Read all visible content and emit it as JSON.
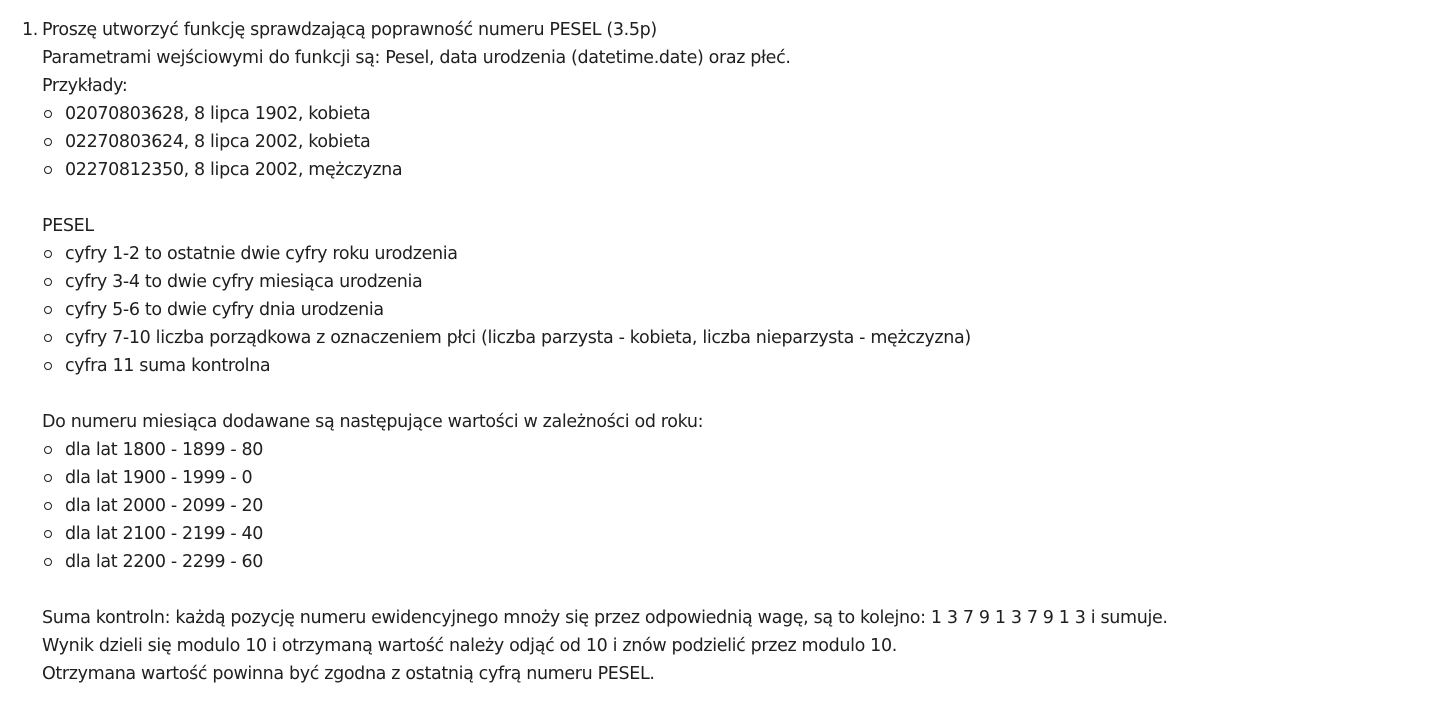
{
  "task": {
    "number": "1.",
    "title": "Proszę utworzyć funkcję sprawdzającą poprawność numeru PESEL (3.5p)",
    "params": "Parametrami wejściowymi do funkcji są: Pesel, data urodzenia (datetime.date) oraz płeć.",
    "examples_heading": "Przykłady:",
    "examples": [
      "02070803628, 8 lipca 1902, kobieta",
      "02270803624, 8 lipca 2002, kobieta",
      "02270812350, 8 lipca 2002, mężczyzna"
    ],
    "pesel_heading": "PESEL",
    "pesel_items": [
      "cyfry 1-2 to ostatnie dwie cyfry roku urodzenia",
      "cyfry 3-4 to dwie cyfry miesiąca urodzenia",
      "cyfry 5-6 to dwie cyfry dnia urodzenia",
      "cyfry 7-10 liczba porządkowa z oznaczeniem płci (liczba parzysta - kobieta, liczba nieparzysta - mężczyzna)",
      "cyfra 11 suma kontrolna"
    ],
    "month_heading": "Do numeru miesiąca dodawane są następujące wartości w zależności od roku:",
    "month_items": [
      "dla lat 1800 - 1899 - 80",
      "dla lat 1900 - 1999 - 0",
      "dla lat 2000 - 2099 - 20",
      "dla lat 2100 - 2199 - 40",
      "dla lat 2200 - 2299 - 60"
    ],
    "checksum_lines": [
      "Suma kontroln: każdą pozycję numeru ewidencyjnego mnoży się przez odpowiednią wagę, są to kolejno: 1 3 7 9 1 3 7 9 1 3 i sumuje.",
      "Wynik dzieli się modulo 10 i otrzymaną wartość należy odjąć od 10 i znów podzielić przez modulo 10.",
      "Otrzymana wartość powinna być zgodna z ostatnią cyfrą numeru PESEL."
    ]
  }
}
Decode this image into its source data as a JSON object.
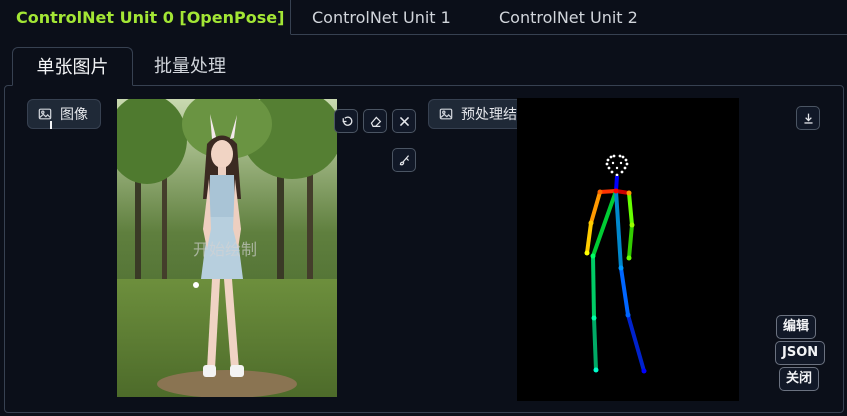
{
  "unit_tabs": [
    {
      "label": "ControlNet Unit 0 [OpenPose]",
      "active": true
    },
    {
      "label": "ControlNet Unit 1",
      "active": false
    },
    {
      "label": "ControlNet Unit 2",
      "active": false
    }
  ],
  "sub_tabs": [
    {
      "label": "单张图片",
      "active": true
    },
    {
      "label": "批量处理",
      "active": false
    }
  ],
  "image_panel": {
    "label": "图像",
    "canvas_hint": "开始绘制",
    "icons": [
      "undo-icon",
      "eraser-icon",
      "close-icon",
      "brush-icon"
    ]
  },
  "preview_panel": {
    "label": "预处理结果预览",
    "icons": [
      "download-icon"
    ],
    "buttons": {
      "edit": "编辑",
      "json": "JSON",
      "close": "关闭"
    }
  },
  "colors": {
    "accent": "#a3e635",
    "background": "#0b0f19",
    "border": "#374151"
  }
}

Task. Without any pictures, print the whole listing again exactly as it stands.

Your solution.
Read all visible content and emit it as JSON.
{
  "task": {
    "number": "1.",
    "title": "Proszę utworzyć funkcję sprawdzającą poprawność numeru PESEL (3.5p)",
    "params": "Parametrami wejściowymi do funkcji są: Pesel, data urodzenia (datetime.date) oraz płeć.",
    "examples_heading": "Przykłady:",
    "examples": [
      "02070803628, 8 lipca 1902, kobieta",
      "02270803624, 8 lipca 2002, kobieta",
      "02270812350, 8 lipca 2002, mężczyzna"
    ],
    "pesel_heading": "PESEL",
    "pesel_items": [
      "cyfry 1-2 to ostatnie dwie cyfry roku urodzenia",
      "cyfry 3-4 to dwie cyfry miesiąca urodzenia",
      "cyfry 5-6 to dwie cyfry dnia urodzenia",
      "cyfry 7-10 liczba porządkowa z oznaczeniem płci (liczba parzysta - kobieta, liczba nieparzysta - mężczyzna)",
      "cyfra 11 suma kontrolna"
    ],
    "month_heading": "Do numeru miesiąca dodawane są następujące wartości w zależności od roku:",
    "month_items": [
      "dla lat 1800 - 1899 - 80",
      "dla lat 1900 - 1999 - 0",
      "dla lat 2000 - 2099 - 20",
      "dla lat 2100 - 2199 - 40",
      "dla lat 2200 - 2299 - 60"
    ],
    "checksum_lines": [
      "Suma kontroln: każdą pozycję numeru ewidencyjnego mnoży się przez odpowiednią wagę, są to kolejno: 1 3 7 9 1 3 7 9 1 3 i sumuje.",
      "Wynik dzieli się modulo 10 i otrzymaną wartość należy odjąć od 10 i znów podzielić przez modulo 10.",
      "Otrzymana wartość powinna być zgodna z ostatnią cyfrą numeru PESEL."
    ]
  }
}
Decode this image into its source data as a JSON object.
{
  "unit_tabs": [
    {
      "label": "ControlNet Unit 0 [OpenPose]",
      "active": true
    },
    {
      "label": "ControlNet Unit 1",
      "active": false
    },
    {
      "label": "ControlNet Unit 2",
      "active": false
    }
  ],
  "sub_tabs": [
    {
      "label": "单张图片",
      "active": true
    },
    {
      "label": "批量处理",
      "active": false
    }
  ],
  "image_panel": {
    "label": "图像",
    "canvas_hint": "开始绘制",
    "icons": [
      "undo-icon",
      "eraser-icon",
      "close-icon",
      "brush-icon"
    ]
  },
  "preview_panel": {
    "label": "预处理结果预览",
    "icons": [
      "download-icon"
    ],
    "buttons": {
      "edit": "编辑",
      "json": "JSON",
      "close": "关闭"
    }
  },
  "colors": {
    "accent": "#a3e635",
    "background": "#0b0f19",
    "border": "#374151"
  }
}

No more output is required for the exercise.